Government wants to scrap mandatory student unions

A new government proposal calls for compulsory membership in student unions to be made voluntary for students enrolled in Swedish colleges and universities starting in July 2010.

“Compulsory student union membership is just as wrong as forcing labour union members to join the Social Democrats or automatic membership in the state church once was,” said higher education minister Lars Leijonborg in a statement.

Currently, students in Sweden are required to join a student union (studentkår) upon enrolling at an institution of higher education.

The unions are supported by fees collected from students and feature of a democratically-elected leadership which represents students’ interests on the university’s board of directors.

In order to secure students’ ability to have a voice at their respective university or college, the government is proposing that each union receive a subsidy of 105 kronor ($12) per full time student.

But the association of student unions, Sveriges förenade studentkårer (SFS), is deeply dissatisfied with the proposal, claiming the subsidy isn’t enough to cover the expected drop in membership fee income.

The government inquiry on which the new proposal is based concluded that the unions would need at least 310 kronor per full time student in order to remain viable.

“But the government only wants to give a third, a one hundred kronor bill, per full time student and no funding to our social activities. That’s way too little money,” said SFS chair Moa Neuman to the TT news agency.

As a result of the change, students’ sway at Swedish colleges and universities will be greatly diminished, she claims.

“Most student unions aren’t going to survive this. It means that students will lose the ability to influence their own educational programmes,” said Neuman.

“It costs money to pay people to keep an eye on things; it costs money to organize elections to choose who will sit on the university’s board of directors.”

Along with the implementation of voluntary student union membership, the government proposes that students be allowed to start new unions, provided they are devoted to participating in the development of educational programmes; that membership is open to all students; and that all members can vote for union leadership.

Newly formed unions will also have the right to be represented in the higher education institution’s decision-making bodies.

In cases where there are more unions than spots available on a given university board, the unions must come to an agreement on how their representation responsibilities will be divided. If they are unable to do so, then the university leadership will decide.


Swedish university exam unlikely to go ahead at all this year

It is looking increasingly unlikely that 'högskoleprovet' – an exam used by thousands of students every year as a way to enter Swedish university will go ahead – despite a government U-turn.

Swedish university exam unlikely to go ahead at all this year
In a normal year, 100,000 students sit what is known as the SweSAT or 'högskoleprovet'. Photo: Malin Hoelstad/SvD/SCANPIX

The Swedish Scholastic Aptitude Test (SweSAT, or högskoleprovet) is normally held twice a year, but was cancelled in spring and then later in autumn due to the coronavirus pandemic.
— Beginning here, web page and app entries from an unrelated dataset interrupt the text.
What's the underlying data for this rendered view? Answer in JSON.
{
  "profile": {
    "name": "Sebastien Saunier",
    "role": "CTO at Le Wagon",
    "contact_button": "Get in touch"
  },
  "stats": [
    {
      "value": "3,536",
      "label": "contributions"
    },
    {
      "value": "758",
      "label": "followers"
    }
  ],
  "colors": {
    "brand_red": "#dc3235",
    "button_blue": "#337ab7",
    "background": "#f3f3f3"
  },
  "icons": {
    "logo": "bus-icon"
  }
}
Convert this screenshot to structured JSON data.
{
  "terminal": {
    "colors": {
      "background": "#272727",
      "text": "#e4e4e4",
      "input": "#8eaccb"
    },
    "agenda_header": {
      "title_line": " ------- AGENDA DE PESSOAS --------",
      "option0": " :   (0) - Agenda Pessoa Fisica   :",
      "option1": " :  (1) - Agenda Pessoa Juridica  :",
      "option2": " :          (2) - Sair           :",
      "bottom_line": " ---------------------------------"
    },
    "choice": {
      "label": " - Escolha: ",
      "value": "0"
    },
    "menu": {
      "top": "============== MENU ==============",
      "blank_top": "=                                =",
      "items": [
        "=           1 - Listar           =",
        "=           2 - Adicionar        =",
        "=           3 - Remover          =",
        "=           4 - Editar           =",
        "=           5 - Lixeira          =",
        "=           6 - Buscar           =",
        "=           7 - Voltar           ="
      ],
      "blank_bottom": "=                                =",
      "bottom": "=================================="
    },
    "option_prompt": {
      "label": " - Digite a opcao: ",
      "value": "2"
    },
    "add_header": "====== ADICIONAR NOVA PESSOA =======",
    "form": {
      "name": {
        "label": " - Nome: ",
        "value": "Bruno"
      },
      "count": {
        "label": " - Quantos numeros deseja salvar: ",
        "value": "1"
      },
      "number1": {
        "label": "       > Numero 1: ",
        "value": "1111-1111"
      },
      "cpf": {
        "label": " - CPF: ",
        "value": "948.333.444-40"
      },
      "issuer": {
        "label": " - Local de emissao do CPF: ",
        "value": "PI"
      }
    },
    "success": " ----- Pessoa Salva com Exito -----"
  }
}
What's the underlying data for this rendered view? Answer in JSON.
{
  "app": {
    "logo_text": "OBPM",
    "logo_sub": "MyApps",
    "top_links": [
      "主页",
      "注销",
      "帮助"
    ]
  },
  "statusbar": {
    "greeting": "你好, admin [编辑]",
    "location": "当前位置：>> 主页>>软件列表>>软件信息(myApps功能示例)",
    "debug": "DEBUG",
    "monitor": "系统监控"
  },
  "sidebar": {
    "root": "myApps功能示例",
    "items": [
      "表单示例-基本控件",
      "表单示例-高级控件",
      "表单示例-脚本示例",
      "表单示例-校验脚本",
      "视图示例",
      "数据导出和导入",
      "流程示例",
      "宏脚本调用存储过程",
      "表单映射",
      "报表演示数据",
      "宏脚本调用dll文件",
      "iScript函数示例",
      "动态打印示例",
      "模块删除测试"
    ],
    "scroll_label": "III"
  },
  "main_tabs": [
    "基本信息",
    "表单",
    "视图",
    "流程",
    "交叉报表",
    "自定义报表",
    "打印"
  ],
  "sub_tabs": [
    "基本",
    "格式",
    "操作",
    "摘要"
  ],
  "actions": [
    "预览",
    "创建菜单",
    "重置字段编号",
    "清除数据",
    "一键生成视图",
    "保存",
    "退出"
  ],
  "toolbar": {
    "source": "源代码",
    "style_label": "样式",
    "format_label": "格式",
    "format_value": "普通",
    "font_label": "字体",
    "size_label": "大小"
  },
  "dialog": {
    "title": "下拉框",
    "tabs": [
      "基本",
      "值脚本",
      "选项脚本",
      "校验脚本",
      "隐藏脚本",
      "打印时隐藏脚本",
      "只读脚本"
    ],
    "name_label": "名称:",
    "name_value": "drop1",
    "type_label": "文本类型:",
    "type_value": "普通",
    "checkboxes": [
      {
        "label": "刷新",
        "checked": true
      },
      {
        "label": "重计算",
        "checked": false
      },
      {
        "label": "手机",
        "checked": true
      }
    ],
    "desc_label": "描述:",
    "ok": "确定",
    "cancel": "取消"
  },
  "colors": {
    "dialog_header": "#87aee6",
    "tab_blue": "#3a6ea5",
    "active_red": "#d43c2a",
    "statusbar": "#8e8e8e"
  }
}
But after pressure from opposition parties, the government last week said it would pave the way for the test to take place on its usual date in October in a limited format, open only to people who had not previously sat it.

Usually around 100,000 people sit the exam each year, around 40 percent of them doing so for the first time. The exam is not compulsory, but many people use its results to get into university, and it is seen as a crucial second chance for those who are not able to get accepted based on grades alone.

But any hope lit by the government's announcement last week was quickly extinguished this week, when university principals said it would still not be possible to organise a coronavirus-safe sitting. In the end it is up to the exam organisers to decide whether or not to hold it, so the government holds limited sway.

“They [the university principals] do not want to take responsibility for conducting the exam during the autumn, but would rather spend time and resources on conducting two tests as safely as possible in spring,” Karin Röding, director-general of the Swedish Council for Higher Education (UHR), told the TT news agency on Tuesday.

“I have no reason to have another opinion,” she added.

“It appears to be the case that you are going to have to wait another few months before an exam can be carried out in an infection-safe way,” confirmed Sweden's Minister of Higher Education, Matilda Ernkrans.

Meanwhile the political pressure eased on the Social Democrat-Green coalition government to ensure the test could be held before the deadline for applying to the spring semester of university, when the Liberal party joined the centre-left in voting no to pushing for an autumn sitting. Last week there was a majority for a yes vote on the Swedish parliament's education committee, consisting of right-wing parties Moderates, Christian Democrats, Sweden Democrats and the Liberals, but after the latter switched sides the committee voted no.

The Mdoerates blamed the government for not acting sooner to help the exam go ahead, by for example allocating more money and investigating the possibility of using more venues.

“There is one person who is to blame. That's Matilda Ernkrans,” said the party's education spokesperson Kristina Axén Olin. “The government has handled it really poorly and now it is thought to be too late and impossible.”

Ernkrans argued that she and the government had done everything they could, including making sure that test results from previous years will be valid for eight years rather than the usual five, as well as allocating extra funding to make it possible to hold more than one exam next spring.

Swedish vocabulary

cancel – ställa in

test/exam – (ett) prov

second chance – (en) andra chans

government – (en) regering

semester – (en) termin (note the false friend – the Swedish word semester means holiday)